[Component data from apps and pages]
-.-.-
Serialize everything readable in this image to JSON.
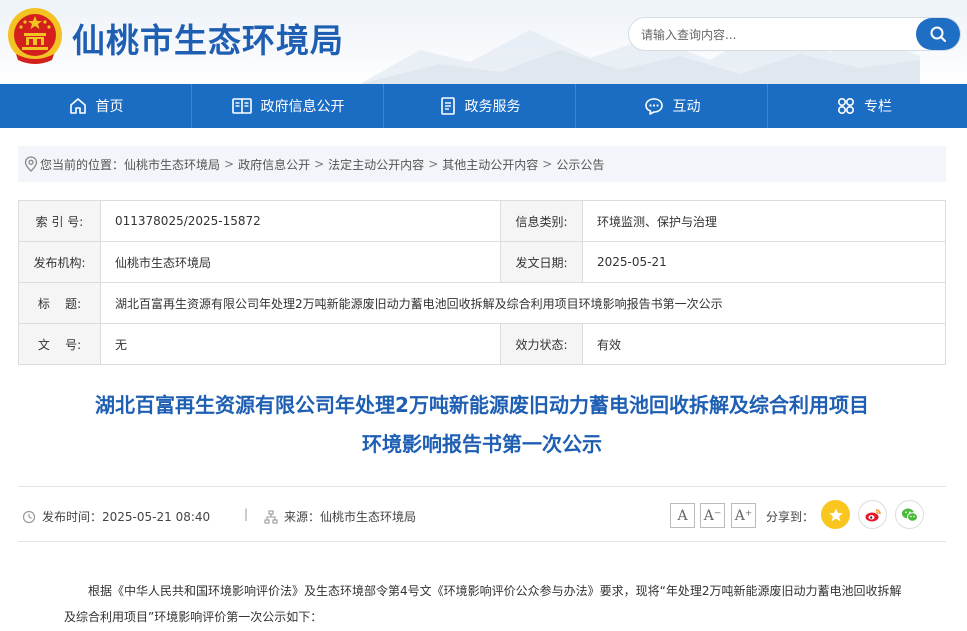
{
  "header": {
    "site_title": "仙桃市生态环境局",
    "search_placeholder": "请输入查询内容..."
  },
  "nav": {
    "items": [
      {
        "label": "首页",
        "icon": "home-icon"
      },
      {
        "label": "政府信息公开",
        "icon": "book-icon"
      },
      {
        "label": "政务服务",
        "icon": "document-icon"
      },
      {
        "label": "互动",
        "icon": "chat-icon"
      },
      {
        "label": "专栏",
        "icon": "grid-icon"
      }
    ]
  },
  "breadcrumb": {
    "prefix": "您当前的位置：",
    "items": [
      "仙桃市生态环境局",
      "政府信息公开",
      "法定主动公开内容",
      "其他主动公开内容",
      "公示公告"
    ],
    "separator": ">"
  },
  "info": {
    "index_label": "索 引 号:",
    "index_value": "011378025/2025-15872",
    "category_label": "信息类别:",
    "category_value": "环境监测、保护与治理",
    "publisher_label": "发布机构:",
    "publisher_value": "仙桃市生态环境局",
    "date_label": "发文日期:",
    "date_value": "2025-05-21",
    "title_label": "标    题:",
    "title_value": "湖北百富再生资源有限公司年处理2万吨新能源废旧动力蓄电池回收拆解及综合利用项目环境影响报告书第一次公示",
    "doc_no_label": "文    号:",
    "doc_no_value": "无",
    "status_label": "效力状态:",
    "status_value": "有效"
  },
  "article": {
    "title_line1": "湖北百富再生资源有限公司年处理2万吨新能源废旧动力蓄电池回收拆解及综合利用项目",
    "title_line2": "环境影响报告书第一次公示",
    "publish_time_label": "发布时间：",
    "publish_time": "2025-05-21 08:40",
    "divider": "|",
    "source_label": "来源：",
    "source": "仙桃市生态环境局",
    "font_buttons": [
      "A",
      "A⁻",
      "A⁺"
    ],
    "share_label": "分享到：",
    "body": "根据《中华人民共和国环境影响评价法》及生态环境部令第4号文《环境影响评价公众参与办法》要求，现将“年处理2万吨新能源废旧动力蓄电池回收拆解及综合利用项目”环境影响评价第一次公示如下："
  },
  "colors": {
    "brand_blue": "#1e5fb3",
    "nav_blue": "#1a6dc3",
    "emblem_red": "#d4201c",
    "emblem_gold": "#f3c323"
  }
}
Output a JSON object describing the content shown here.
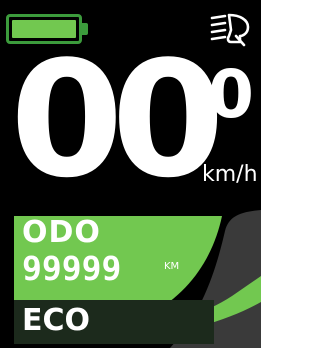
{
  "status_bar": {
    "battery_icon": "battery-icon",
    "battery_level": 1.0,
    "headlight_icon": "headlight-icon"
  },
  "speed": {
    "integer": "00",
    "decimal": "0",
    "unit": "km/h"
  },
  "odometer": {
    "label": "ODO",
    "value": "99999",
    "unit": "KM"
  },
  "mode": {
    "label": "ECO"
  },
  "colors": {
    "background": "#000000",
    "accent_green": "#72c850",
    "battery_border": "#3c9b3c",
    "arc_dark": "#3a3a3a",
    "text": "#ffffff"
  }
}
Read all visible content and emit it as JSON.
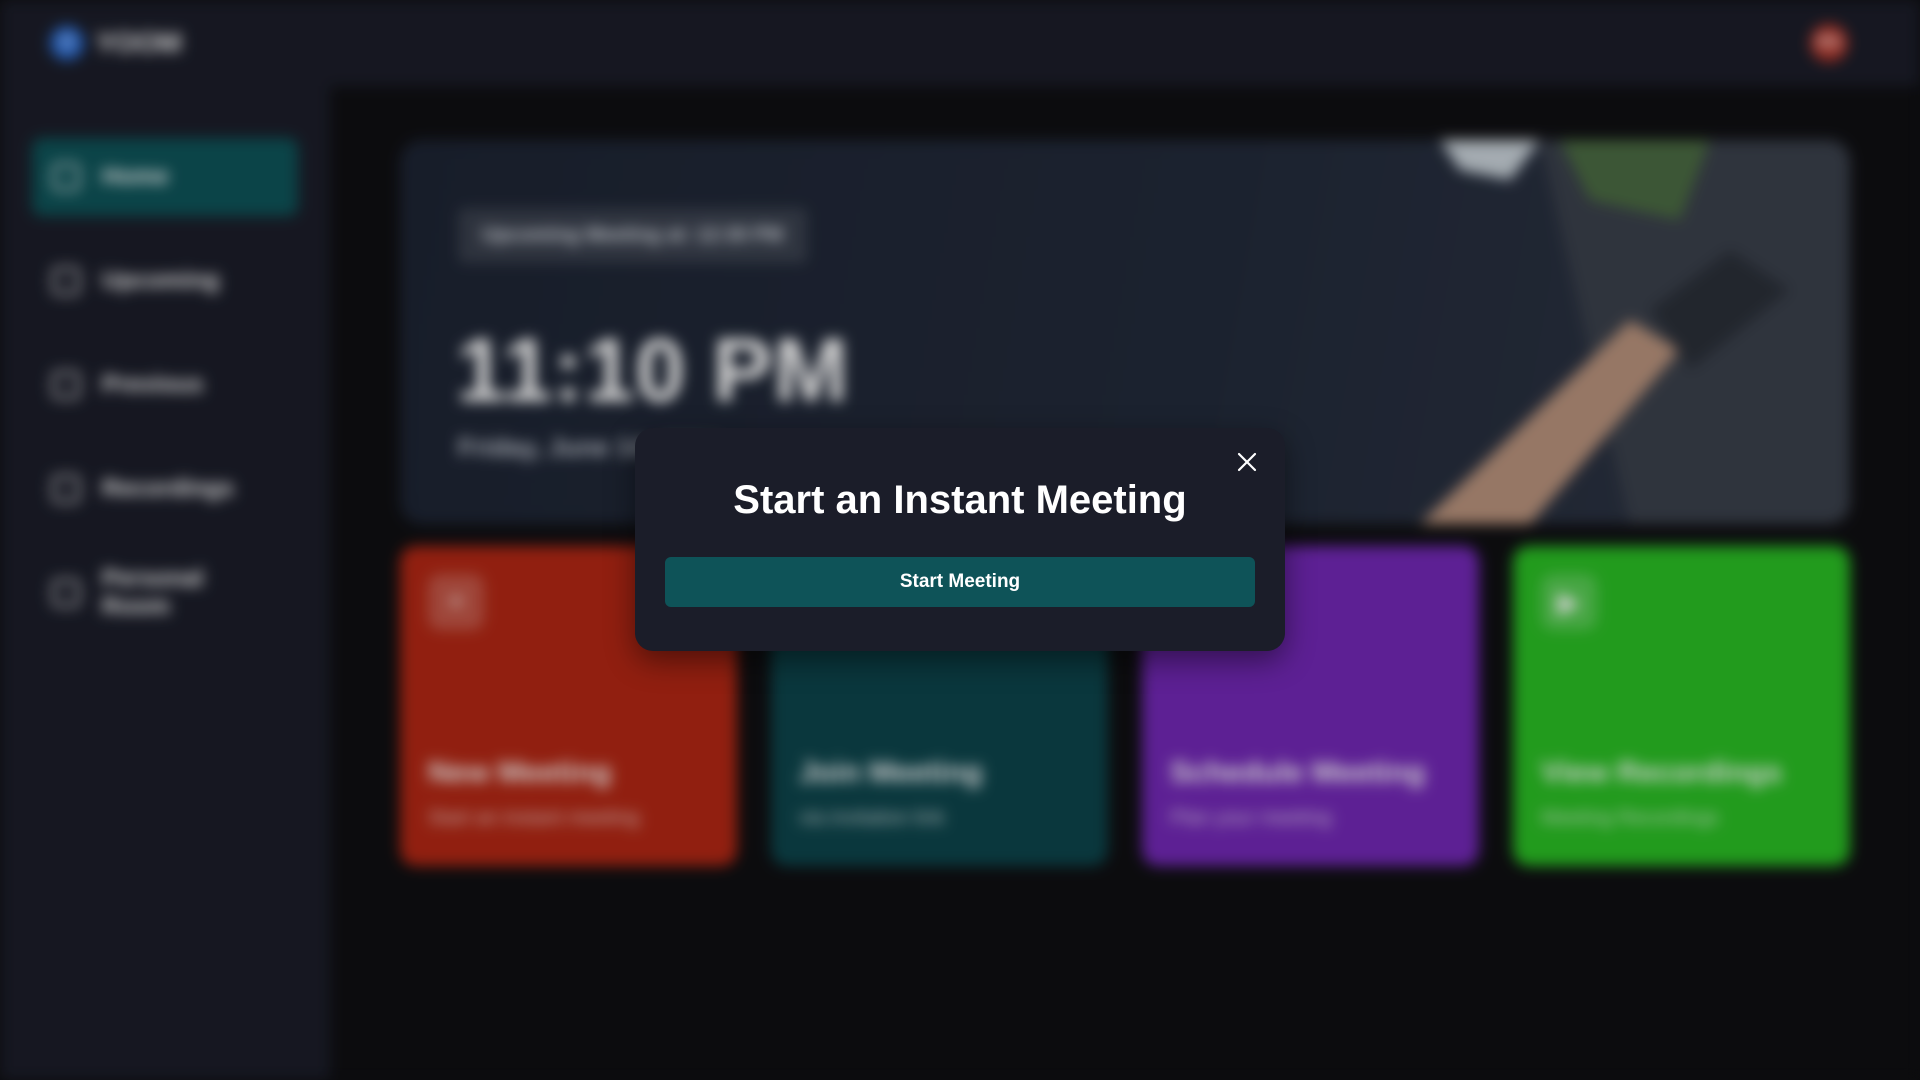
{
  "app": {
    "logo_text": "YOOM",
    "logo_letter": "Y",
    "avatar_initials": "RS"
  },
  "sidebar": {
    "items": [
      {
        "label": "Home",
        "icon": "home-icon"
      },
      {
        "label": "Upcoming",
        "icon": "calendar-icon"
      },
      {
        "label": "Previous",
        "icon": "history-icon"
      },
      {
        "label": "Recordings",
        "icon": "video-icon"
      },
      {
        "label": "Personal Room",
        "icon": "user-plus-icon"
      }
    ],
    "active_index": 0
  },
  "hero": {
    "badge": "Upcoming Meeting at: 12:30 PM",
    "time": "11:10 PM",
    "date": "Friday, June 14, 2024"
  },
  "cards": [
    {
      "title": "New Meeting",
      "subtitle": "Start an instant meeting",
      "icon": "plus-icon",
      "glyph": "+",
      "color": "#b12714"
    },
    {
      "title": "Join Meeting",
      "subtitle": "via invitation link",
      "icon": "user-add-icon",
      "glyph": "☺",
      "color": "#0d444b"
    },
    {
      "title": "Schedule Meeting",
      "subtitle": "Plan your meeting",
      "icon": "calendar-icon",
      "glyph": "▣",
      "color": "#7228b5"
    },
    {
      "title": "View Recordings",
      "subtitle": "Meeting Recordings",
      "icon": "video-icon",
      "glyph": "▶",
      "color": "#2abd24"
    }
  ],
  "modal": {
    "title": "Start an Instant Meeting",
    "button_label": "Start Meeting",
    "close_icon": "close-icon"
  },
  "colors": {
    "accent": "#0e5358",
    "surface": "#1b1d29",
    "background": "#0f0f12"
  }
}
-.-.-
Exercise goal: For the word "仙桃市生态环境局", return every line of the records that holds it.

Solution to the exercise:
    "site_title": "仙桃市生态环境局",
      "仙桃市生态环境局",
    "publisher_value": "仙桃市生态环境局",
    "source": "仙桃市生态环境局",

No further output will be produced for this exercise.